And while this bad behavior may bother you from an ecological standpoint, you are likely also wondering how it affects your business model. Despite the fact that you are pretty much out of the picture once your buyers move in, how they feel about their home should be very important to you. If they fork over the extra change for a green home and then move in and practice inefficient behaviors, their bills might exceed their expectations—in a bad way. If this happens they’ll talk to their friends—in a bad way. Bad habits equal poor customer satisfaction, which equals bad business.
Here’s what you can do about it:

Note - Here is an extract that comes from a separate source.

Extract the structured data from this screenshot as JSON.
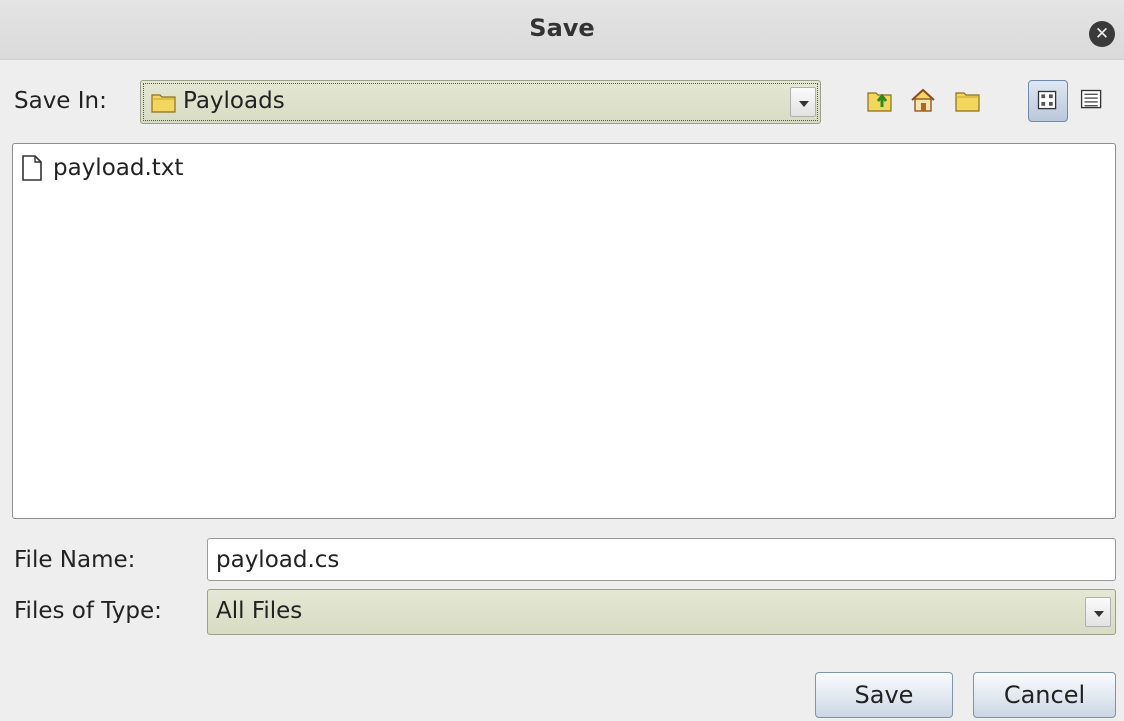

- Educate. Offer new homeowners a walkthrough/training session. Give them a “starter kit” with all-natural cleaning products and a hands-on demonstration of their new home’s energy efficiency features. Prescriptively show what steps need to be taken to maximize the home’s performance and indoor air quality.
- Communicate. Develop a simple four to eight-page booklet educating the new homeowner on how to maximize their energy-efficient features. Consider producing placards and stickers that can be left in key locations to encourage positive behaviors. (For example, place a sticker on the hot water heater indicating the most efficient settings).
- Follow up. Offer a six-month consultation to see if the customer is satisfied with their home and offer any relevant suggestions.
Cost vs. Value Report